Vessels >35 m total length: It is possible to remove and/or re-configure gear at sea. Consequently, implementation monitoring requires using appropriate methods (e.g., observer inspection of line setting operations; video surveillance; at-sea compliance checks). Video surveillance may be possible, subject to the mainline setter being fitted with motion sensors to trigger cameras.
Further Research
Continued refinement of line weighting configurations (mass, number and position of weights and materials) with regard to effectively reducing seabird bycatch and safety concerns through controlled research and application in fisheries is recommended. Studies should also include evaluations of the effects of branch line weighting on the catch rate of pelagic fish and provide data that allow evaluation of the relative safety and practicality attributes of various weighting configurations.
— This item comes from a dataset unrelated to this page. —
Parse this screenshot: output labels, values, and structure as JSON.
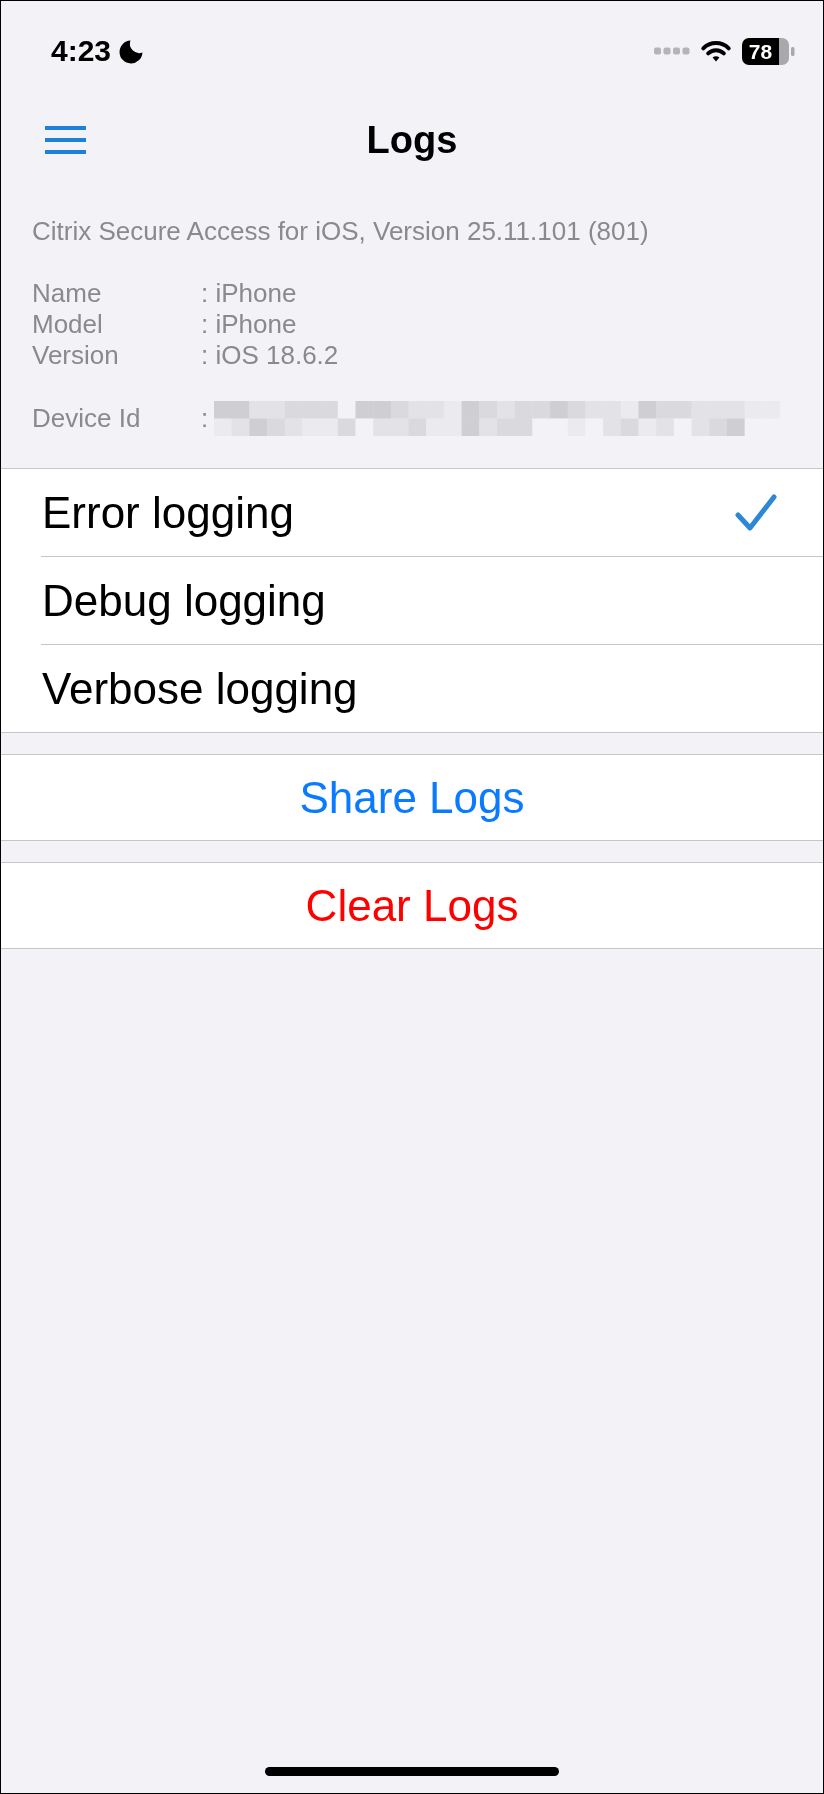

  1. ACAP. 2014. Report of Seabird Bycatch Working Group. Agreement on the Conservation of Albatrosses and Petrels, Eighth Meeting of the Advisory Committee. Punta del Este, Uruguay, 15-19 September 2014, AC8 Doc 12.
  2. Birdlife International, ACAP (2019) Pelagic Line-weighting Factsheet. English, Bahasa Indonesian, Japanese, Portuguese, Simplified & Traditional Chinese.
  3. Gianuca, D., Peppes, F.V., Cesar, J.H., Sant’Ana, R., and Neves, T. 2013. Do leaded swivels close to hooks affect the catch rate of target species in pelagic longline? A preliminary study of southern Brazilian fleet. Agreement on the Conservation of Albatrosses and Petrels, Fifth Meeting of the Seabird Bycatch Working Group. La Rochelle, France, 1-3 May 2013, SBWG5 Doc 33.
  4. Jimenez, S., Domingo, A., Abreu, M., Forselledo, R. and Pons, M. 2013. Effect of reduced distance between the hook and weight in pelagic longline branchlines on seabird attack and bycatch rates and on the catch of target species. Agreement on the Conservation of Albatrosses and Petrels, Fifth Meeting of the Seabird Bycatch Working Group. La Rochelle, France, 1-3 May 2013, SBWG5 Doc 49.
  5. Melvin, E., Guy, T. and Sato, N. (2011) Preliminary report of 2010 weighted branch line trials in the Tuna Joint Venture Fishery in the South African EEZ. 4th Meeting of the Seabird Bycatch Working Group. Agreement on the Conservation of Albatrosses and Petrels, SBWG-4 Doc 07.
  6. Robertson, R., Candy, S., Wienecke, B. and Lawton, K. (2010) Experimental determinations of factors affecting the sink rates of baited hooks to minimise seabird mortality in pelagic longline fisheries. Aquatic Conservation: Marine and Freshwater Ecosystems. 20: 419-427.
  7. Robertson, G., Candy, S.G. and Hall, S. 2013. New branch line weighting regimes to reduce the risk of seabird mortality in pelagic longline fisheries without affecting fish catch. Aquatic Conservation: Marine and Freshwater Ecosystems. doi: 10.1002/aqc.2346
  8. Sullivan, B.J., Kibel, P., Robertson, G., Kibel, B., Goren, M., Candy, S.G. and Wienecke, B. 2012. Safe Leads for safe heads: safer line weights for pelagic longline fisheries. Fisheries Research (134-136): 125-132.